AID Atlanta also asks the judge to grant the agency attorneys' fees and other financial relief.
The CDC declined to comment on the specifics of the lawsuit. But it did issue a statement explaining how the agency approaches its grant process.
"We can tell you that CDC follows a rigorous and highly competitive process for issuing new funding opportunities. Applications are scored and ranked based on an objective review of the applicant’s proposed plans for delivery of services and the organization’s capacity to carry out the proposed activities," the CDC said through a spokesperson.

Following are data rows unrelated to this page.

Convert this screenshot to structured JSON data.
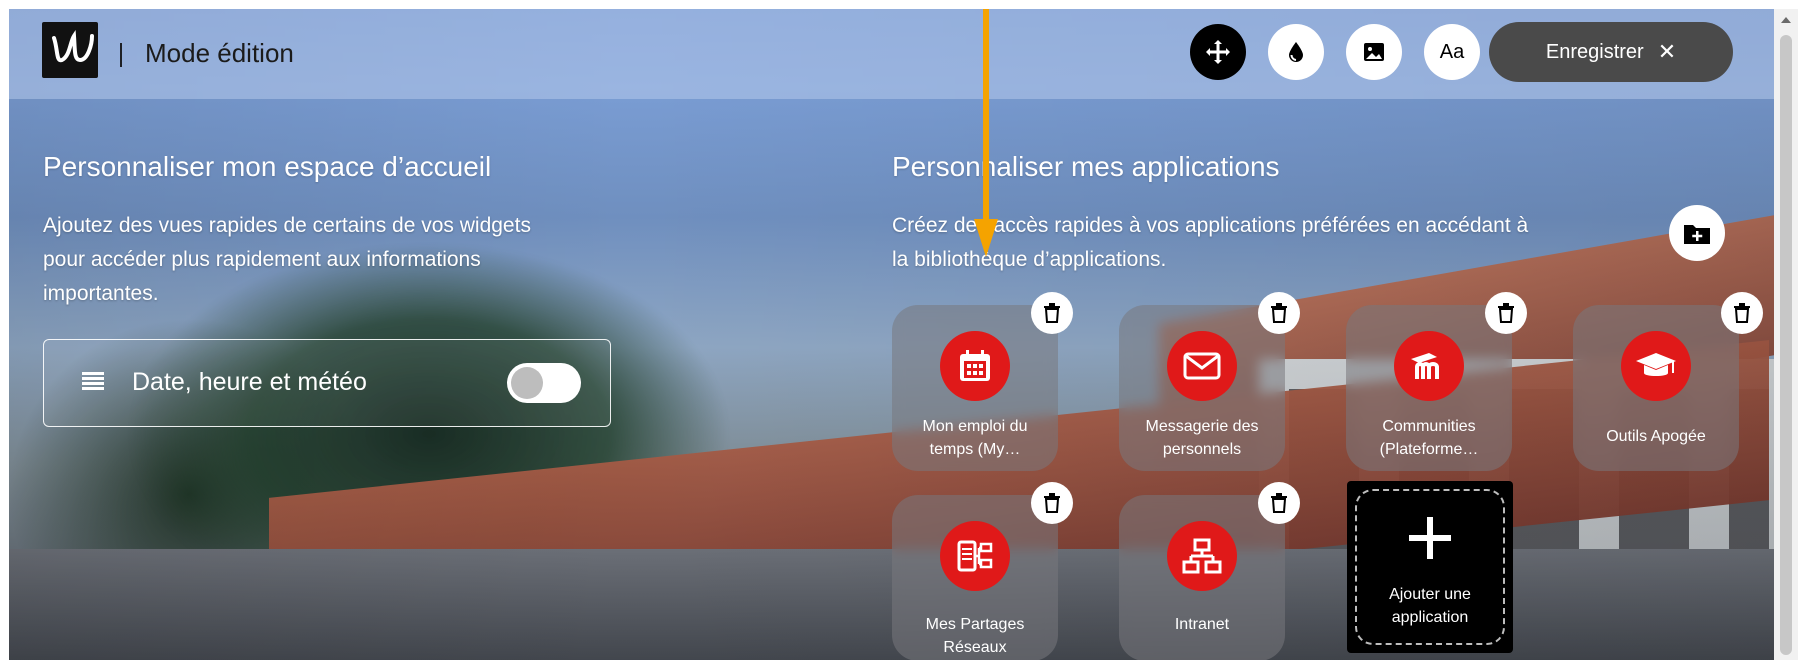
{
  "topbar": {
    "title": "Mode édition",
    "tools": [
      {
        "icon": "move-icon"
      },
      {
        "icon": "drop-icon"
      },
      {
        "icon": "image-icon"
      },
      {
        "icon": "font-icon",
        "label": "Aa"
      }
    ],
    "save_label": "Enregistrer",
    "close_glyph": "✕"
  },
  "left": {
    "heading": "Personnaliser mon espace d’accueil",
    "text_lines": [
      "Ajoutez des vues rapides de certains de vos widgets",
      "pour accéder plus rapidement aux informations",
      "importantes."
    ],
    "widget_label": "Date, heure et météo",
    "widget_enabled": false
  },
  "right": {
    "heading": "Personnaliser mes applications",
    "text_lines": [
      "Créez des accès rapides à vos applications préférées en accédant à",
      "la bibliothèque d’applications."
    ],
    "apps": [
      {
        "name_lines": [
          "Mon emploi du",
          "temps (My…"
        ],
        "icon": "calendar-icon"
      },
      {
        "name_lines": [
          "Messagerie des",
          "personnels"
        ],
        "icon": "mail-icon"
      },
      {
        "name_lines": [
          "Communities",
          "(Plateforme…"
        ],
        "icon": "moodle-icon"
      },
      {
        "name_lines": [
          "Outils Apogée"
        ],
        "icon": "graduation-cap-icon"
      },
      {
        "name_lines": [
          "Mes Partages",
          "Réseaux"
        ],
        "icon": "network-share-icon"
      },
      {
        "name_lines": [
          "Intranet"
        ],
        "icon": "sitemap-icon"
      }
    ],
    "add_app": {
      "name_lines": [
        "Ajouter une",
        "application"
      ]
    }
  },
  "colors": {
    "accent_red": "#e01919",
    "save_bg": "#4a4a4a",
    "arrow": "#f5a300"
  }
}
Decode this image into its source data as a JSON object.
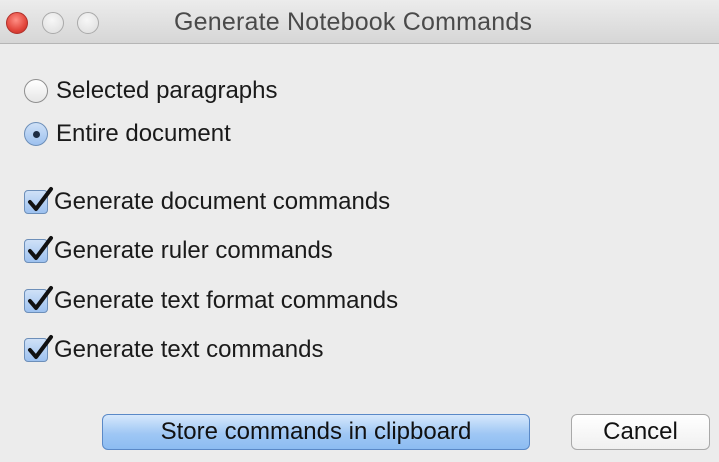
{
  "window": {
    "title": "Generate Notebook Commands"
  },
  "scope": {
    "options": [
      {
        "label": "Selected paragraphs",
        "selected": false
      },
      {
        "label": "Entire document",
        "selected": true
      }
    ]
  },
  "generate": {
    "options": [
      {
        "label": "Generate document commands",
        "checked": true
      },
      {
        "label": "Generate ruler commands",
        "checked": true
      },
      {
        "label": "Generate text format commands",
        "checked": true
      },
      {
        "label": "Generate text commands",
        "checked": true
      }
    ]
  },
  "buttons": {
    "store_label": "Store commands in clipboard",
    "cancel_label": "Cancel"
  },
  "colors": {
    "close_button": "#e2463c",
    "accent": "#9dc1ef"
  },
  "icons": {
    "close": "close-icon",
    "minimize": "minimize-icon",
    "zoom": "zoom-icon",
    "check": "checkmark-icon"
  }
}
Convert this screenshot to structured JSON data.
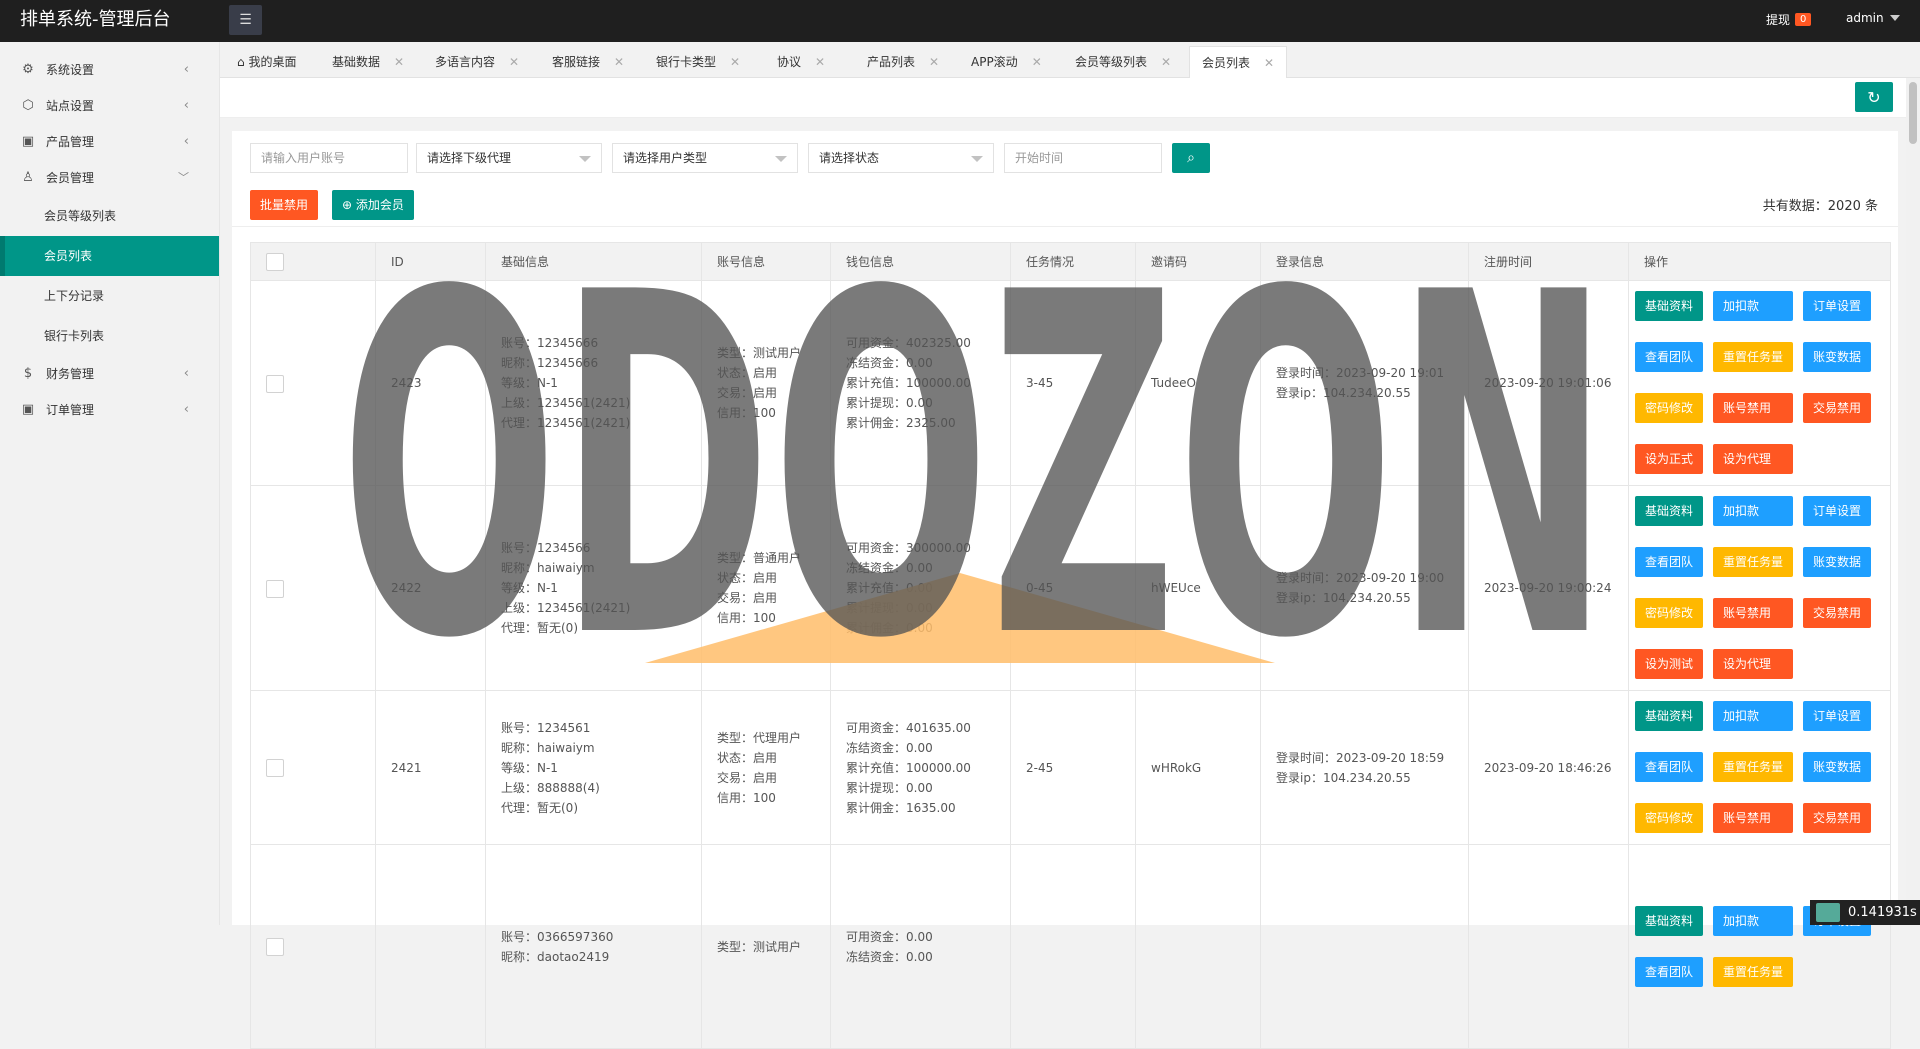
{
  "header": {
    "brand": "排单系统-管理后台",
    "withdraw_label": "提现",
    "withdraw_badge": "0",
    "user": "admin"
  },
  "sidebar": {
    "items": [
      {
        "label": "系统设置",
        "icon": "gear-icon"
      },
      {
        "label": "站点设置",
        "icon": "site-icon"
      },
      {
        "label": "产品管理",
        "icon": "box-icon"
      },
      {
        "label": "会员管理",
        "icon": "user-icon"
      },
      {
        "label": "财务管理",
        "icon": "dollar-icon"
      },
      {
        "label": "订单管理",
        "icon": "order-icon"
      }
    ],
    "member_sub": [
      "会员等级列表",
      "会员列表",
      "上下分记录",
      "银行卡列表"
    ]
  },
  "tabs": [
    {
      "label": "我的桌面"
    },
    {
      "label": "基础数据"
    },
    {
      "label": "多语言内容"
    },
    {
      "label": "客服链接"
    },
    {
      "label": "银行卡类型"
    },
    {
      "label": "协议"
    },
    {
      "label": "产品列表"
    },
    {
      "label": "APP滚动"
    },
    {
      "label": "会员等级列表"
    },
    {
      "label": "会员列表"
    }
  ],
  "filters": {
    "account_placeholder": "请输入用户账号",
    "agent_select": "请选择下级代理",
    "type_select": "请选择用户类型",
    "status_select": "请选择状态",
    "start_time_placeholder": "开始时间"
  },
  "actions": {
    "batch_disable": "批量禁用",
    "add_member": "添加会员",
    "total": "共有数据：2020 条"
  },
  "table": {
    "headers": [
      "ID",
      "基础信息",
      "账号信息",
      "钱包信息",
      "任务情况",
      "邀请码",
      "登录信息",
      "注册时间",
      "操作"
    ],
    "rows": [
      {
        "id": "2423",
        "base": [
          "账号：12345666",
          "昵称：12345666",
          "等级：N-1",
          "上级：1234561(2421)",
          "代理：1234561(2421)"
        ],
        "account": [
          "类型：测试用户",
          "状态：启用",
          "交易：启用",
          "信用：100"
        ],
        "wallet": [
          "可用资金：402325.00",
          "冻结资金：0.00",
          "累计充值：100000.00",
          "累计提现：0.00",
          "累计佣金：2325.00"
        ],
        "task": "3-45",
        "invite": "TudeeO",
        "login": [
          "登录时间：2023-09-20 19:01",
          "登录ip：104.234.20.55"
        ],
        "reg": "2023-09-20 19:01:06",
        "ops": [
          {
            "label": "基础资料",
            "color": "green"
          },
          {
            "label": "加扣款",
            "color": "blue"
          },
          {
            "label": "订单设置",
            "color": "blue"
          },
          {
            "label": "查看团队",
            "color": "blue"
          },
          {
            "label": "重置任务量",
            "color": "orange"
          },
          {
            "label": "账变数据",
            "color": "blue"
          },
          {
            "label": "密码修改",
            "color": "orange"
          },
          {
            "label": "账号禁用",
            "color": "red"
          },
          {
            "label": "交易禁用",
            "color": "red"
          },
          {
            "label": "设为正式",
            "color": "red"
          },
          {
            "label": "设为代理",
            "color": "red"
          }
        ]
      },
      {
        "id": "2422",
        "base": [
          "账号：1234566",
          "昵称：haiwaiym",
          "等级：N-1",
          "上级：1234561(2421)",
          "代理：暂无(0)"
        ],
        "account": [
          "类型：普通用户",
          "状态：启用",
          "交易：启用",
          "信用：100"
        ],
        "wallet": [
          "可用资金：300000.00",
          "冻结资金：0.00",
          "累计充值：0.00",
          "累计提现：0.00",
          "累计佣金：0.00"
        ],
        "task": "0-45",
        "invite": "hWEUce",
        "login": [
          "登录时间：2023-09-20 19:00",
          "登录ip：104.234.20.55"
        ],
        "reg": "2023-09-20 19:00:24",
        "ops": [
          {
            "label": "基础资料",
            "color": "green"
          },
          {
            "label": "加扣款",
            "color": "blue"
          },
          {
            "label": "订单设置",
            "color": "blue"
          },
          {
            "label": "查看团队",
            "color": "blue"
          },
          {
            "label": "重置任务量",
            "color": "orange"
          },
          {
            "label": "账变数据",
            "color": "blue"
          },
          {
            "label": "密码修改",
            "color": "orange"
          },
          {
            "label": "账号禁用",
            "color": "red"
          },
          {
            "label": "交易禁用",
            "color": "red"
          },
          {
            "label": "设为测试",
            "color": "red"
          },
          {
            "label": "设为代理",
            "color": "red"
          }
        ]
      },
      {
        "id": "2421",
        "base": [
          "账号：1234561",
          "昵称：haiwaiym",
          "等级：N-1",
          "上级：888888(4)",
          "代理：暂无(0)"
        ],
        "account": [
          "类型：代理用户",
          "状态：启用",
          "交易：启用",
          "信用：100"
        ],
        "wallet": [
          "可用资金：401635.00",
          "冻结资金：0.00",
          "累计充值：100000.00",
          "累计提现：0.00",
          "累计佣金：1635.00"
        ],
        "task": "2-45",
        "invite": "wHRokG",
        "login": [
          "登录时间：2023-09-20 18:59",
          "登录ip：104.234.20.55"
        ],
        "reg": "2023-09-20 18:46:26",
        "ops": [
          {
            "label": "基础资料",
            "color": "green"
          },
          {
            "label": "加扣款",
            "color": "blue"
          },
          {
            "label": "订单设置",
            "color": "blue"
          },
          {
            "label": "查看团队",
            "color": "blue"
          },
          {
            "label": "重置任务量",
            "color": "orange"
          },
          {
            "label": "账变数据",
            "color": "blue"
          },
          {
            "label": "密码修改",
            "color": "orange"
          },
          {
            "label": "账号禁用",
            "color": "red"
          },
          {
            "label": "交易禁用",
            "color": "red"
          }
        ]
      },
      {
        "id": "",
        "base": [
          "账号：0366597360",
          "昵称：daotao2419"
        ],
        "account": [
          "类型：测试用户"
        ],
        "wallet": [
          "可用资金：0.00",
          "冻结资金：0.00"
        ],
        "task": "",
        "invite": "",
        "login": [],
        "reg": "",
        "ops": [
          {
            "label": "基础资料",
            "color": "green"
          },
          {
            "label": "加扣款",
            "color": "blue"
          },
          {
            "label": "订单设置",
            "color": "blue"
          },
          {
            "label": "查看团队",
            "color": "blue"
          },
          {
            "label": "重置任务量",
            "color": "orange"
          }
        ]
      }
    ]
  },
  "watermark": "ODOZON",
  "timer": "0.141931s"
}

The CDC and federal health officials have 60 days to file a response to the lawsuit.
Other Atlanta agencies receive HIV grant
AID Atlanta was one of at least two local non-profits that applied but did not receive a renewal of the grant, which funds HIV prevention programs for young men of color who have sex with men, young transgender people of color, and their partners, according to the CDC. A renewal application from Positive Impact Health Centers was also denied.
Instead, the CDC awarded annual grants of $354,597 to Atlanta Harm Reduction Coalition for HIV prevention among young men of color and $388,365 to Someone Cares for programs targeting young transgender people. The $3.5 million awarded for the grant in metro Atlanta has not been reduced, according to the CDC, just shifted to two other agencies.
Additionally, AID Atlanta still receives about $800,000 per year in other CDC funding for HIV prevention, while Positive Impact receives about $700,000 per year, according to the CDC.
Overall, the CDC provided funding for 30 agencies across the country for the grant program for HIV prevention efforts targeting young black men and transgender people of color. Some 134 agencies applied for the funding.
"This was a competitive award process. All applications were reviewed and scored by an objective panel of diverse, highly qualified federal reviewers," Paul Fulton, a CDC spokesperson, said in an April interview before the lawsuit was filed.
"Under a previous opportunity, CDC awarded grants to Positive Impact and AID Atlanta to deliver HIV prevention strategies for young men of color who have sex with men, young transgender people of color, and their partners. However, other Atlanta-area organizations achieved higher scores in applying for the current initiative," Fulton added.
Lawsuit common tactic for AID Atlanta parent
Filing lawsuits over funding for HIV programs is a longtime tactic of the AIDS Healthcare Foundation. The Los Angeles-based organization, a global player in HIV prevention and treatment, is the parent of AID Atlanta. The agency and its founder Michael Weinstein (third photo) have filed at least 12 lawsuits against Los Angeles County, many of them concerning HIV-related contracts. It has also filed lawsuits over HIV funding in Dallas, Baton Rouge, La., King County in Seattle, Palm Beach County in Florida, and Prince George's County in Maryland.
Weinstein, in an interview with Project Q Atlanta last September, said the agency will take its fight to court when it sees government officials acting "grossly unfair" in awarding HIV prevention funds or holding back unspent funds.
"There is not a level playing field and there is abuse," Weinstein said. "Every one of the cases where we've sued, we've been successful."
Weinstein said that in some jurisdictions, the agency has "waited patiently and we were not given a single dollar" and watched as funding was doled out to local agencies. But as AHF expands in markets, funding should be open to it like it is to other HIV agencies, he added.
"The approach to HIV being a local cottage industry is not helpful to the people living with HIV. If us coming into an area means that people locally have to step up their game somewhat, I think that's not a bad thing," Weinstein said.